Last week, I took a continuing education course on the practice of mediation. The group taking the course was diverse with numerous HR professionals, a minister and some federal employees that find themselves managing labor disputes and a number of lawyers. I’m a pastor and a lawyer so I hit a couple of the categories, I suppose.
One of the more interesting presentations was focused on the idea of apology as a tool towards reconciliation. Obviously, reconciliation will facilitate dispute resolution which is the whole point of mediation. The thought was easy enough; apology facilitates forgiveness which produces reconciliation and dispute resolution.

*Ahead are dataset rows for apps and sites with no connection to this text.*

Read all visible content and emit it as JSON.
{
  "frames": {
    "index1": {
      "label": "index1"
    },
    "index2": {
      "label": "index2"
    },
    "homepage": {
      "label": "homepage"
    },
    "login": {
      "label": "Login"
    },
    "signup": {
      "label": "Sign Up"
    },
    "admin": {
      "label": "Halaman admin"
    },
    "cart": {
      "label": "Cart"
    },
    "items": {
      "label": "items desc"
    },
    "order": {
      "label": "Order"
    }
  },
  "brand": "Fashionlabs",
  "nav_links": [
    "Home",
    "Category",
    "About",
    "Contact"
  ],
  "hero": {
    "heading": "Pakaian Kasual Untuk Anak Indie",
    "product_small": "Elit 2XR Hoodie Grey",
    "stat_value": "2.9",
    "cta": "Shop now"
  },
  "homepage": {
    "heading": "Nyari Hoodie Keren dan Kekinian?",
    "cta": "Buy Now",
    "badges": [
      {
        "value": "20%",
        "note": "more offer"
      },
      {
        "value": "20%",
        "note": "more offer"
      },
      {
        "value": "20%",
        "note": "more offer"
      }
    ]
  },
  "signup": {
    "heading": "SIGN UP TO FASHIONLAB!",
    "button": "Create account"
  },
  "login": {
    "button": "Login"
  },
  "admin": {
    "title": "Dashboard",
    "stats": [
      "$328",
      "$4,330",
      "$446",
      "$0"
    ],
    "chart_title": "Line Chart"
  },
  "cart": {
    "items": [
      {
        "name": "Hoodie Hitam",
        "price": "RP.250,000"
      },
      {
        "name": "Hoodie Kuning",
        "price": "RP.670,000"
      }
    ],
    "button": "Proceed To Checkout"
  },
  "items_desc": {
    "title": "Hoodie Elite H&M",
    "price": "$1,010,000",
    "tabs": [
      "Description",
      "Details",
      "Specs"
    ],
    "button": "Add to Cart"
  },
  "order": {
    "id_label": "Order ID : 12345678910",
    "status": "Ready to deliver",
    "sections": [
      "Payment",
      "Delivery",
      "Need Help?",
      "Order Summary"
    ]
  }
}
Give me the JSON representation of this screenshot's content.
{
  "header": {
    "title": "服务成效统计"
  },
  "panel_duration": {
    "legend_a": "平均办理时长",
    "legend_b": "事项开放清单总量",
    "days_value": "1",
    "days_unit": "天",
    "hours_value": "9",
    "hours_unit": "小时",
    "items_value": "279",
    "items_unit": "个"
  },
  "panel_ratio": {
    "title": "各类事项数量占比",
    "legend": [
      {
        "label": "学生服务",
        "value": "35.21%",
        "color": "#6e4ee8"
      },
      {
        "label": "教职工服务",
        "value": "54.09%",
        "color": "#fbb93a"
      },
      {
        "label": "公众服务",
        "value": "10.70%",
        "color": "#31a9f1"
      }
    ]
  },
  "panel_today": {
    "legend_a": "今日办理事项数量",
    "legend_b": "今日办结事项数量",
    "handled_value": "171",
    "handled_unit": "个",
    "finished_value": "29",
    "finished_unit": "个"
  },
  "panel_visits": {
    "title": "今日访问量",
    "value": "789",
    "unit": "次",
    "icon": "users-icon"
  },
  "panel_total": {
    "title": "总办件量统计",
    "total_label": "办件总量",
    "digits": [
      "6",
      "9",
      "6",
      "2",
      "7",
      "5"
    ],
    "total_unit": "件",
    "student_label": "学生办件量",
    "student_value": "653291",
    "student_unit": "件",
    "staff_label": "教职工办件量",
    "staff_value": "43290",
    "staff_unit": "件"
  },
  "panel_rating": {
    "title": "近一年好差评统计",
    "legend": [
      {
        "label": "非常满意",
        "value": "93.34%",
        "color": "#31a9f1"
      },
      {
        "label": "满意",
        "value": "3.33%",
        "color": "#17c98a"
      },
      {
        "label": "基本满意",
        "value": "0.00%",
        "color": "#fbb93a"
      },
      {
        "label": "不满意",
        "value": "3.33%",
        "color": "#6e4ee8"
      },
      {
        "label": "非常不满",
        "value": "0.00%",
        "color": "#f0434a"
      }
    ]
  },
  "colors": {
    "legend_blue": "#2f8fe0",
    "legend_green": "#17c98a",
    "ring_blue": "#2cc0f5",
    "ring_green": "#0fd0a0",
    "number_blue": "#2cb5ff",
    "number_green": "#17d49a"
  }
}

Apology depends on humility and courage for the apology giver to be willing to be vulnerable enough to admit a wrong. The admission of the wrong doesn’t assure forgiveness so the confession opens up the apologizer to the embarrassment and exposure that comes in the wake of their apology. Yet it is a powerful tool in breaking deadlocks of disagreement if one of the parties is willing to go there.
I’ve worked in dispute resolution in faith-based as well as secular settings for decades. While this training was predominately focused on secular mediation, the truth of faith was seeping over into the practice of the world. Faith, at least faith in Jesus, is based on grace and the receipt of forgiveness. To step into that forgiveness, repentance is the turn from one way of thinking to another. Repentance is a form of apology to God for wrong thinking and agreement with Him to realize His grace through Jesus.
Any of us that have experienced the joy of the freedom that comes in the wake of confession and forgiveness would likely endorse the power of apology. That’s with our rejection of and reconciliation with God, however. It may be harder to actually step towards forgiveness when hurts and offenses are fostered by others.
Here’s the thing; Jesus forgives us already. He died to forgive us. We don’t have to repent or apologize to be forgiven; we just have to repent or apologize to realize the benefit of His forgiveness. Eternal forgiveness is eternal; temporal realization of that forgiveness is available starting now and running into eternity. If we reject the availability of forgiveness now, we’ll miss the benefits of forgiveness eternally.
Apology is a powerful tool in dispute resolution derived from the eternal truth of reconciliation with God as Father. He is calling each of us to Him through Jesus and His grace. If we receive His grace, we are more willing to offer grace and where we know forgiveness, we are likely to give forgiveness. Where we know the power of reconciliation from the Source of reconciliation, we are likely to be agents of reconciliation.